_TASK INSTRUCTIONS_
This exercise calls for every record to be set down again, exactly and in full.
——————
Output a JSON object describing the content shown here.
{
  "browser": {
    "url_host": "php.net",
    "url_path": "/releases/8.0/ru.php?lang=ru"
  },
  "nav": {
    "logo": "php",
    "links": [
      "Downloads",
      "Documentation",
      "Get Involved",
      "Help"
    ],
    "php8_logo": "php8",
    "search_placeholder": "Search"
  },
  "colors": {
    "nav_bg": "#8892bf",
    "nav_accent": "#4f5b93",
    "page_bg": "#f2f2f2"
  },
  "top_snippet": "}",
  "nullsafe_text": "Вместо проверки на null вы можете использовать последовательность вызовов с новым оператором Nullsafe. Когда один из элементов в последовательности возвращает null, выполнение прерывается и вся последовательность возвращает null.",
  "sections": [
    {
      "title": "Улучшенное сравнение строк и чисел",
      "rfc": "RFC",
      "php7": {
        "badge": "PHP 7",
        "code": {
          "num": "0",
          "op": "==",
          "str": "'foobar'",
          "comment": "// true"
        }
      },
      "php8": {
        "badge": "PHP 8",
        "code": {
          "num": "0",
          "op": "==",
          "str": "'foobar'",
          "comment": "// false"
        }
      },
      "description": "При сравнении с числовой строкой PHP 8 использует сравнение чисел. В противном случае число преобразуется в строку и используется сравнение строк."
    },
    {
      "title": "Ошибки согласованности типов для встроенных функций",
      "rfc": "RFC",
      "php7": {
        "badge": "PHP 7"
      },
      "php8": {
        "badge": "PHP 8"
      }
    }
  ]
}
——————
_ANSWER SECTION_
Output a JSON object describing the content shown here.
{
  "browser": {
    "url_host": "php.net",
    "url_path": "/releases/8.0/ru.php?lang=ru"
  },
  "nav": {
    "logo": "php",
    "links": [
      "Downloads",
      "Documentation",
      "Get Involved",
      "Help"
    ],
    "php8_logo": "php8",
    "search_placeholder": "Search"
  },
  "colors": {
    "nav_bg": "#8892bf",
    "nav_accent": "#4f5b93",
    "page_bg": "#f2f2f2"
  },
  "top_snippet": "}",
  "nullsafe_text": "Вместо проверки на null вы можете использовать последовательность вызовов с новым оператором Nullsafe. Когда один из элементов в последовательности возвращает null, выполнение прерывается и вся последовательность возвращает null.",
  "sections": [
    {
      "title": "Улучшенное сравнение строк и чисел",
      "rfc": "RFC",
      "php7": {
        "badge": "PHP 7",
        "code": {
          "num": "0",
          "op": "==",
          "str": "'foobar'",
          "comment": "// true"
        }
      },
      "php8": {
        "badge": "PHP 8",
        "code": {
          "num": "0",
          "op": "==",
          "str": "'foobar'",
          "comment": "// false"
        }
      },
      "description": "При сравнении с числовой строкой PHP 8 использует сравнение чисел. В противном случае число преобразуется в строку и используется сравнение строк."
    },
    {
      "title": "Ошибки согласованности типов для встроенных функций",
      "rfc": "RFC",
      "php7": {
        "badge": "PHP 7"
      },
      "php8": {
        "badge": "PHP 8"
      }
    }
  ]
}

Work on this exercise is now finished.